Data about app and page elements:
● ● ●

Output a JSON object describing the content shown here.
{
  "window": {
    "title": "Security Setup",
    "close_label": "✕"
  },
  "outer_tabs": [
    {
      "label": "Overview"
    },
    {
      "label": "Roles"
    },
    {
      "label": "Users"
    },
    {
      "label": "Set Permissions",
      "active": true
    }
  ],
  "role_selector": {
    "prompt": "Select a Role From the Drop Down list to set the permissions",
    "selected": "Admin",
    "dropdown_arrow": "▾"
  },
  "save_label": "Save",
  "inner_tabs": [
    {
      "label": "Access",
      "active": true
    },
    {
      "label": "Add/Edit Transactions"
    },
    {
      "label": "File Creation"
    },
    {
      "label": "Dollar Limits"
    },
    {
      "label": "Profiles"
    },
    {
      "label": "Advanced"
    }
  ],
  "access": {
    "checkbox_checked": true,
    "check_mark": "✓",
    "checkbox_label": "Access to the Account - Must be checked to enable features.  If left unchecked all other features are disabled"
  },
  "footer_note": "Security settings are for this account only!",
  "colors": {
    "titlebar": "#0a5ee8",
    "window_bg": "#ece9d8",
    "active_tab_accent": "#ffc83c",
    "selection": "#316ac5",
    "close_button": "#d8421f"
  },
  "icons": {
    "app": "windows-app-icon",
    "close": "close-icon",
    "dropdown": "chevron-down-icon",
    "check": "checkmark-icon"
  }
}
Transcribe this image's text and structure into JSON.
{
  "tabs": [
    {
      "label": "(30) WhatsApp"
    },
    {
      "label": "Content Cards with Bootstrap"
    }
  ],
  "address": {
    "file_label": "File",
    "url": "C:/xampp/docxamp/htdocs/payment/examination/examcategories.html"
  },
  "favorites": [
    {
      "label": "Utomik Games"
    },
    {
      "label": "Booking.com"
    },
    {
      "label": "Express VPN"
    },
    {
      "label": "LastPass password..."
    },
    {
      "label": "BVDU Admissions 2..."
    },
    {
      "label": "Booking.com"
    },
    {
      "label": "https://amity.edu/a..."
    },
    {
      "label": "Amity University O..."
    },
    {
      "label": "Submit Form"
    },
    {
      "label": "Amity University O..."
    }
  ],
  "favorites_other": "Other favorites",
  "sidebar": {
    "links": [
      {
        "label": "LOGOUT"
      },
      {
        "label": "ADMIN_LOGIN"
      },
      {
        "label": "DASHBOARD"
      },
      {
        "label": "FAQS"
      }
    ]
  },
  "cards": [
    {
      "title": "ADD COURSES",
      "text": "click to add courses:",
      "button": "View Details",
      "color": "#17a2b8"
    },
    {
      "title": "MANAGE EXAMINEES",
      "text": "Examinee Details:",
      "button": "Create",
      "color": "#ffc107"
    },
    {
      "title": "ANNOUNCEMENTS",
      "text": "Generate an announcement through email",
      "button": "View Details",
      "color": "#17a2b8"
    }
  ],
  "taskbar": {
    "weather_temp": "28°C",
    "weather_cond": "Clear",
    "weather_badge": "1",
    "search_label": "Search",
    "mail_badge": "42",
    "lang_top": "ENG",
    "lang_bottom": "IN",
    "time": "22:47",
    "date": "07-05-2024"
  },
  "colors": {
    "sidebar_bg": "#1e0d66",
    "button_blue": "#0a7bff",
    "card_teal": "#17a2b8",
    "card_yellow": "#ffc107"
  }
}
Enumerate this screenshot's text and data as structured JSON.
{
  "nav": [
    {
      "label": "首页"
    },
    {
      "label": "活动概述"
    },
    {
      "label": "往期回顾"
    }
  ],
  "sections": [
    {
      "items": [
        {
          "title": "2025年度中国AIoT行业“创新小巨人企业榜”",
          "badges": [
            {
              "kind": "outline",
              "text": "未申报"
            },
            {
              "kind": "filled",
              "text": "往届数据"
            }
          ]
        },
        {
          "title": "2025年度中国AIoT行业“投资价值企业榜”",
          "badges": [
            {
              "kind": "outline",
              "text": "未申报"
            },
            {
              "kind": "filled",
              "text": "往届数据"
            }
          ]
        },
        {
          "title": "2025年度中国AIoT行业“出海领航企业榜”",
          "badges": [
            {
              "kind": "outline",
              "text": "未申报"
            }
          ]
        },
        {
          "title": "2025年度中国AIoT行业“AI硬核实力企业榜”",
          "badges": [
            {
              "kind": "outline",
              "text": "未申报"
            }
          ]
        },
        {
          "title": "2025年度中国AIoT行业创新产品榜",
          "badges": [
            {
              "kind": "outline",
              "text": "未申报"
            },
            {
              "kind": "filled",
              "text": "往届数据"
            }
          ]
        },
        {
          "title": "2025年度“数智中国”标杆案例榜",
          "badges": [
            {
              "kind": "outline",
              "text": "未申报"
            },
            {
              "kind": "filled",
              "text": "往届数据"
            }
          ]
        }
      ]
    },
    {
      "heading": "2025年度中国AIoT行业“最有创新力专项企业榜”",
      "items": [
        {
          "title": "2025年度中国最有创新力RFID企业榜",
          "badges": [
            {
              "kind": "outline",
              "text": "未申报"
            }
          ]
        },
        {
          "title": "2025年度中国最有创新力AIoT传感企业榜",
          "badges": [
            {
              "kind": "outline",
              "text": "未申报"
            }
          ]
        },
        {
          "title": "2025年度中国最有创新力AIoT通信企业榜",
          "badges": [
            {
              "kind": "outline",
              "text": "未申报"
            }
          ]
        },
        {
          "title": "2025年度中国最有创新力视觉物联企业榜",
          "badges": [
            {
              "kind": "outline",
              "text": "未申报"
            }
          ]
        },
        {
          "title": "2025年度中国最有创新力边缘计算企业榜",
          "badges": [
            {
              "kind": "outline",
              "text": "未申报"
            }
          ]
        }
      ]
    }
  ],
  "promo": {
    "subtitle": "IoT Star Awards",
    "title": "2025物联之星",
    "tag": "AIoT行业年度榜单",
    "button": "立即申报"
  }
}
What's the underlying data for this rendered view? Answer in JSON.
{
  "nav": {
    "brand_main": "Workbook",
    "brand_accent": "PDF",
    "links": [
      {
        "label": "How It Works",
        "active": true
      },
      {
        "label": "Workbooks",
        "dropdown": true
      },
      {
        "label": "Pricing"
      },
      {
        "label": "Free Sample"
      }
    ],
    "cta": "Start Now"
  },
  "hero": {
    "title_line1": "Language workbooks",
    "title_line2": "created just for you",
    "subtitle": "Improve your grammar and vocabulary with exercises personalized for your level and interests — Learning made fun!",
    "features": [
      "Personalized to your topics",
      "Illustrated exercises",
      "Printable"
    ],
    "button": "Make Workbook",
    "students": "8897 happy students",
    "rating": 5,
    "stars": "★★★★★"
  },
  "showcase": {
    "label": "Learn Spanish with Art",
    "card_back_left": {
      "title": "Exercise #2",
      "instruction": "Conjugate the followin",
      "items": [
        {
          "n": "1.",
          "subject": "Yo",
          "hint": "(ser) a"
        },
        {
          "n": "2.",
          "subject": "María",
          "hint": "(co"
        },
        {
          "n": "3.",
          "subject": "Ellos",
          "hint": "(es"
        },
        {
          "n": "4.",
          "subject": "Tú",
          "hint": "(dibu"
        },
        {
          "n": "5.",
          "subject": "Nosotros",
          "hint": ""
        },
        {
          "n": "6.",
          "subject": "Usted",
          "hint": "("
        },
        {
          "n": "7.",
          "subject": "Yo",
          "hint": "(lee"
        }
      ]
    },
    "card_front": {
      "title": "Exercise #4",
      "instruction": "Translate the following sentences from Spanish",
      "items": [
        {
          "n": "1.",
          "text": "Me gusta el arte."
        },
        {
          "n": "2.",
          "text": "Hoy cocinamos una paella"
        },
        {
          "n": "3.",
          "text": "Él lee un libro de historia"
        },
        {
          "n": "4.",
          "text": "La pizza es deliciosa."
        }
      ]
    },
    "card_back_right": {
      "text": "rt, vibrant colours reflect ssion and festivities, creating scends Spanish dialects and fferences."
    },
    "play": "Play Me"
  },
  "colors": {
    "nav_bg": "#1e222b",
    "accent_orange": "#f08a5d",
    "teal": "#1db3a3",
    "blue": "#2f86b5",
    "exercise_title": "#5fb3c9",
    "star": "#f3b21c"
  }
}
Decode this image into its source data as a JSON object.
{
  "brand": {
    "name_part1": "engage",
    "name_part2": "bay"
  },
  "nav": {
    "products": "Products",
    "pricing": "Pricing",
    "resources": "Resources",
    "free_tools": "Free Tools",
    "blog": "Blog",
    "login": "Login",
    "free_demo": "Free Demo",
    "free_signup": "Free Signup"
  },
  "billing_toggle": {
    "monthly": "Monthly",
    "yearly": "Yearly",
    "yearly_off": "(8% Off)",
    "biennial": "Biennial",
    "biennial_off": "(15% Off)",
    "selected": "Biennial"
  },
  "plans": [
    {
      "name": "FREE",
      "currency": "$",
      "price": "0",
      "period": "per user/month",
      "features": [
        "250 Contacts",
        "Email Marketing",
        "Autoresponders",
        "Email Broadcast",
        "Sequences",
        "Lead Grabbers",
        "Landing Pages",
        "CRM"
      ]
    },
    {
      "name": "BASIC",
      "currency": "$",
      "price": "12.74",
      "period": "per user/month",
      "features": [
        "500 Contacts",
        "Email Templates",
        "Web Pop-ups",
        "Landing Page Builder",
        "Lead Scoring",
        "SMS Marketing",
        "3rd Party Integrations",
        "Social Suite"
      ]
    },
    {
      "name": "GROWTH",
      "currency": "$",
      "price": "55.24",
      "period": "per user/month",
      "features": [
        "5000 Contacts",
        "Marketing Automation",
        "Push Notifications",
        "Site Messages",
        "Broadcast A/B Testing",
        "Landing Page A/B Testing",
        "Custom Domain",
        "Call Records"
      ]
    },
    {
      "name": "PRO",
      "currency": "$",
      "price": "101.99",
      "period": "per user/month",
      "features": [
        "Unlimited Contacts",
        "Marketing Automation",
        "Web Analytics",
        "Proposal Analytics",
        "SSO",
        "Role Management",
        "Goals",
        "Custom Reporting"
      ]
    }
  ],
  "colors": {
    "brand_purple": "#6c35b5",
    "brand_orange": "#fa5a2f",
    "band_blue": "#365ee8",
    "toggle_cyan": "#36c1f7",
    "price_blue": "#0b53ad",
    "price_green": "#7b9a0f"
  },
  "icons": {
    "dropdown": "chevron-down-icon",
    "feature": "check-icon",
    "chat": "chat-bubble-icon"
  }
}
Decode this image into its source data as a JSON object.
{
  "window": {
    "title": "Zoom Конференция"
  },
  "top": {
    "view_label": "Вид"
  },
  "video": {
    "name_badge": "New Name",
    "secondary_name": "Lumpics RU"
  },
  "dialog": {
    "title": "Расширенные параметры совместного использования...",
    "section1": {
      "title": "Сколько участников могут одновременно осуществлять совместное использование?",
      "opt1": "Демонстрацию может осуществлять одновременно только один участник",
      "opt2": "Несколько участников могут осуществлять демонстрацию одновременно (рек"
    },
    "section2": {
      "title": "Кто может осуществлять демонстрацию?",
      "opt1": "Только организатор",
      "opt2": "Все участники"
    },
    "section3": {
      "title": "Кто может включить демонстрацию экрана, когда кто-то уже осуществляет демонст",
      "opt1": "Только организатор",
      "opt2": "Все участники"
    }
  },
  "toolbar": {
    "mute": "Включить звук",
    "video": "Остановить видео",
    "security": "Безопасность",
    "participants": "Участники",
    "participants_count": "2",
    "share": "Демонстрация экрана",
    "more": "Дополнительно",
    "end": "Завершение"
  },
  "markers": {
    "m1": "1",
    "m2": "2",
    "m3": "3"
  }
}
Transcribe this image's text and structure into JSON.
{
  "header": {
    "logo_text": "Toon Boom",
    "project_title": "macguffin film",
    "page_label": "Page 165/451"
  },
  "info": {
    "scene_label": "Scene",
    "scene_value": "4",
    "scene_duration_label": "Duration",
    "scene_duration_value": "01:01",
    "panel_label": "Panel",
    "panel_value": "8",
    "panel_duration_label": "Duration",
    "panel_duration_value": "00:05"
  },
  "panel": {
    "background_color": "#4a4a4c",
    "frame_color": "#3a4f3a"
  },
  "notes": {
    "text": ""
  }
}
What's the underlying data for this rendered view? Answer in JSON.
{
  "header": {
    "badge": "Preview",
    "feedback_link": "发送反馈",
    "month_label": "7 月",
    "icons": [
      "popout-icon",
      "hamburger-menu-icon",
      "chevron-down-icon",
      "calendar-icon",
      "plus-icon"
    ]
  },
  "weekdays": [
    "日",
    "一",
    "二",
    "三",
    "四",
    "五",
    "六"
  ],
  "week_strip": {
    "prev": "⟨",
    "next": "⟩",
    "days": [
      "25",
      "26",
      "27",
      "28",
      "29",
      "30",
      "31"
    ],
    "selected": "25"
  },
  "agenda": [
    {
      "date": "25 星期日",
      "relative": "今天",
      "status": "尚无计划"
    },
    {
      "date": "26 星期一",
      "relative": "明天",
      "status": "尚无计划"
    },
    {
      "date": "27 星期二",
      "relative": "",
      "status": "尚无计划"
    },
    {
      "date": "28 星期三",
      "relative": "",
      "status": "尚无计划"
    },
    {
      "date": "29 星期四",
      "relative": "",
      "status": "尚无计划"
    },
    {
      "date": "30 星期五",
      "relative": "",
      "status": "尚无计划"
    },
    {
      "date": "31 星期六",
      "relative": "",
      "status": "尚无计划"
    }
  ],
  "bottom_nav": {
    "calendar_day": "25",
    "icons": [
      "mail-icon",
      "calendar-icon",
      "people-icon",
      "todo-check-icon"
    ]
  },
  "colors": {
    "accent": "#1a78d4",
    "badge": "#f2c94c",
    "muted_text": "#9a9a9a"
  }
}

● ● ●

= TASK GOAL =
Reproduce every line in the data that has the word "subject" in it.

= RESULT FOR THIS EXERCISE =
          "subject": "Yo",
          "subject": "María",
          "subject": "Ellos",
          "subject": "Tú",
          "subject": "Nosotros",
          "subject": "Usted",
          "subject": "Yo",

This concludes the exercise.